On the MLB Network tonight, in a program that went head to head with Barack Obama and the State of the Union, Nationals outfielder Bryce Harper was named the third best prospect in baseball by Bill Ladson of reports:

“Outfielder Bryce Harper, the No. 1 overall pick in the 2010 First-Year Player Draft, ranked No. 3 in the annual Top 50 Prospect list, which was announced on MLB Network on Tuesday night. Harper ranked behind Angels outfielder Mike Trout and Rays right-hander Jeremy Hellickson…Harper, 18, has already proven he can play with professionals. He hit .319 with a .407 on-base percentage for the Nationals in the instructional league. He also led the team in several offensive categories, including hits, homers, RBIs and walks.”

 Harper, 18, is listed extremely high on this list considering his only professional experience came while playing on the taxi squad in the Arizona Fall League. Still, his short pro debut was one of the most anticipated since, well, Stephen Strasburg. Both were extremely hyped after being drafted first overall by the Nationals in back-to-back seasons but the real difference here was experience and age. Strasburg had three college seasons under his belt and at the age of 21, was expected to storm into the majors as quickly as the Nationals would let him. Harper on the other hand was drafted extremely young as he skipped his final two years of high school to enter college early. With just one year of junior college under his belt he declared for the draft at just 17. 

Despite his age, Harper continues to surprise both his critics that doubt him, and the scouts that judge him. Few thought the Nationals would give Harper a chance at all in the AFL, even fewer thought he would hit .343 with a homer and 11 RBI.

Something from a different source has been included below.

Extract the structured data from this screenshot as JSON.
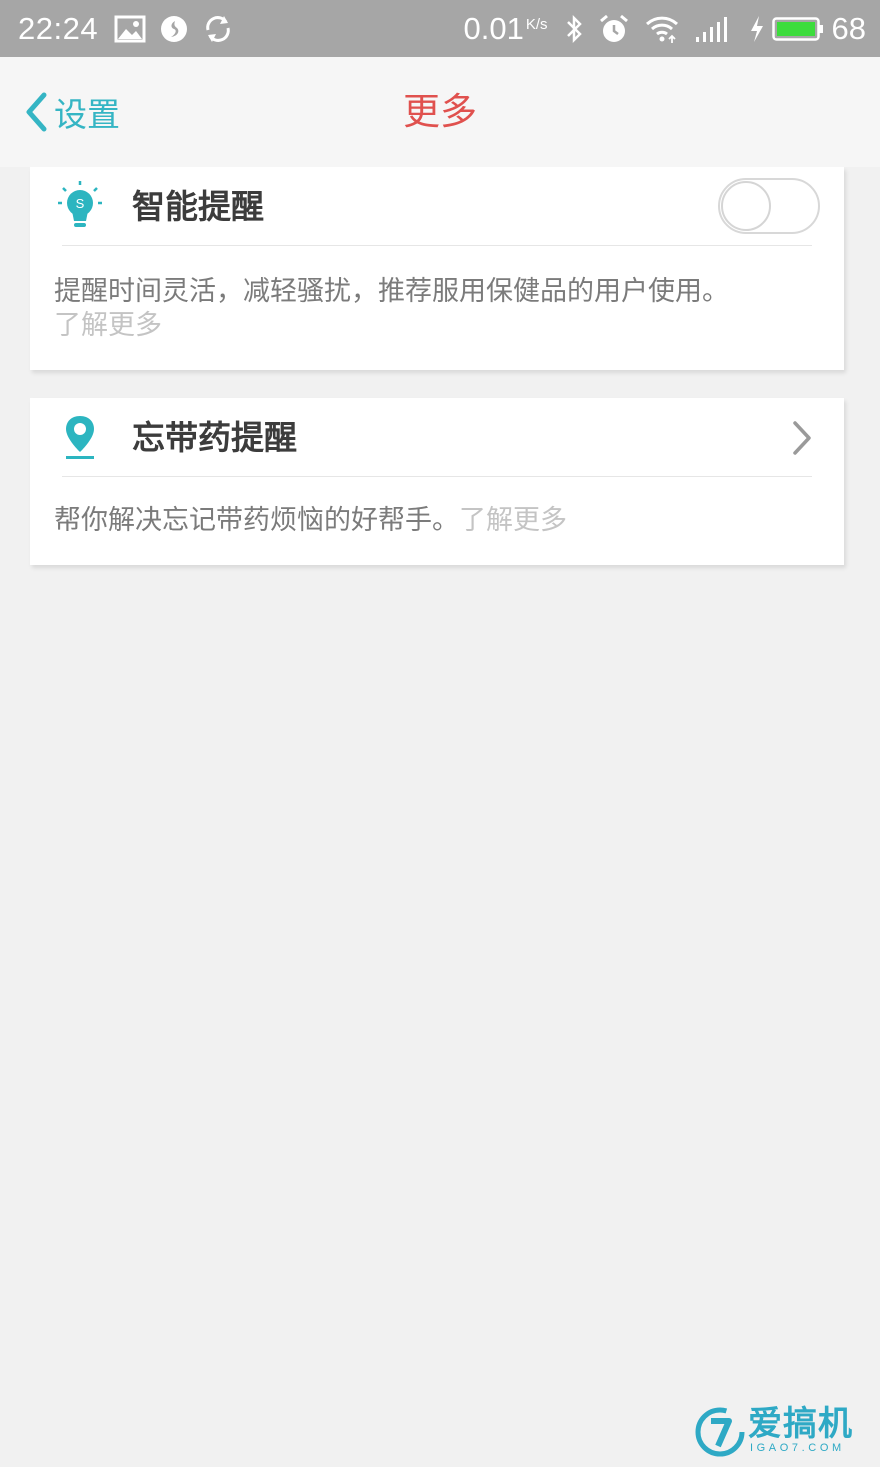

The young outfielders combination of power, speed, and desire have drawn many to speculate that he could one day become the best position player in baseball. Given that, if this were the list of the players with the most potential, Harper would unquestionably be at the top of the list. However, prospects must also have projectability, which is why Hellickson and Trout were listed ahead of him on this list. They both have longer track records in the minor leagues and are closer to the majors. 

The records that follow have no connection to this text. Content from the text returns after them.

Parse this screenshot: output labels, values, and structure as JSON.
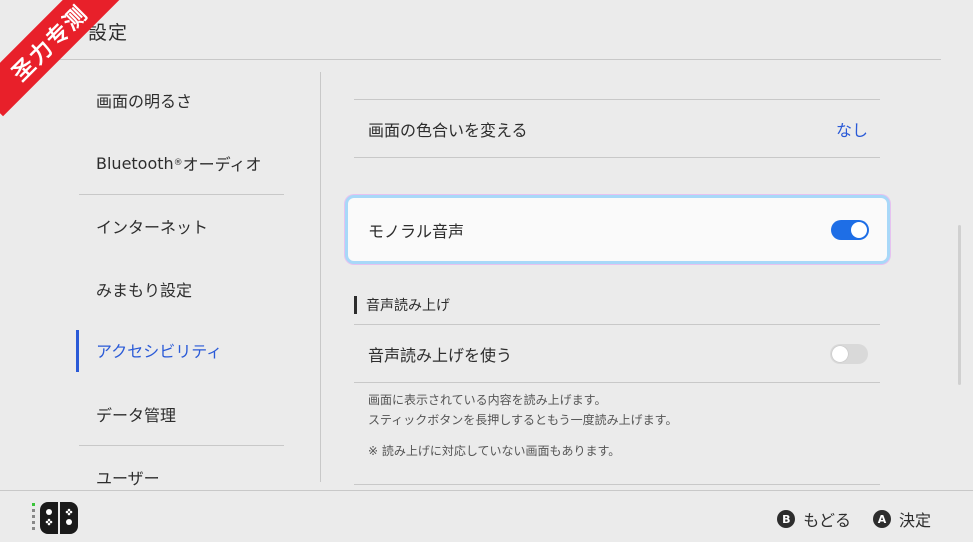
{
  "header": {
    "title": "設定",
    "icon": "gear-icon"
  },
  "watermark": "圣力专测",
  "sidebar": {
    "items": [
      {
        "label": "画面の明るさ"
      },
      {
        "label": "Bluetooth",
        "sup": "®",
        "suffix": "オーディオ"
      },
      {
        "label": "インターネット"
      },
      {
        "label": "みまもり設定"
      },
      {
        "label": "アクセシビリティ",
        "active": true
      },
      {
        "label": "データ管理"
      },
      {
        "label": "ユーザー"
      }
    ]
  },
  "main": {
    "color_row": {
      "label": "画面の色合いを変える",
      "value": "なし"
    },
    "mono_row": {
      "label": "モノラル音声",
      "toggle": "on"
    },
    "section_title": "音声読み上げ",
    "tts_row": {
      "label": "音声読み上げを使う",
      "toggle": "off"
    },
    "desc1": "画面に表示されている内容を読み上げます。",
    "desc2": "スティックボタンを長押しするともう一度読み上げます。",
    "note": "※ 読み上げに対応していない画面もあります。"
  },
  "footer": {
    "back_key": "B",
    "back_label": "もどる",
    "ok_key": "A",
    "ok_label": "決定"
  },
  "colors": {
    "accent": "#2a5ad7",
    "toggle_on": "#1e6ee6",
    "ribbon": "#e8202a"
  }
}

That all could change with a couple of months of minor league experience under Harper’s belt however. He put up unbelievable numbers in high school, forcing him to enter junior college two years early. In college he had one of the best single seasons for any collegiate player ever, batting .443 while hitting 31 home runs with a wood bat and earning the coveted Golden Spikes Award. How long will it take him to master the minor leagues? Time will tell…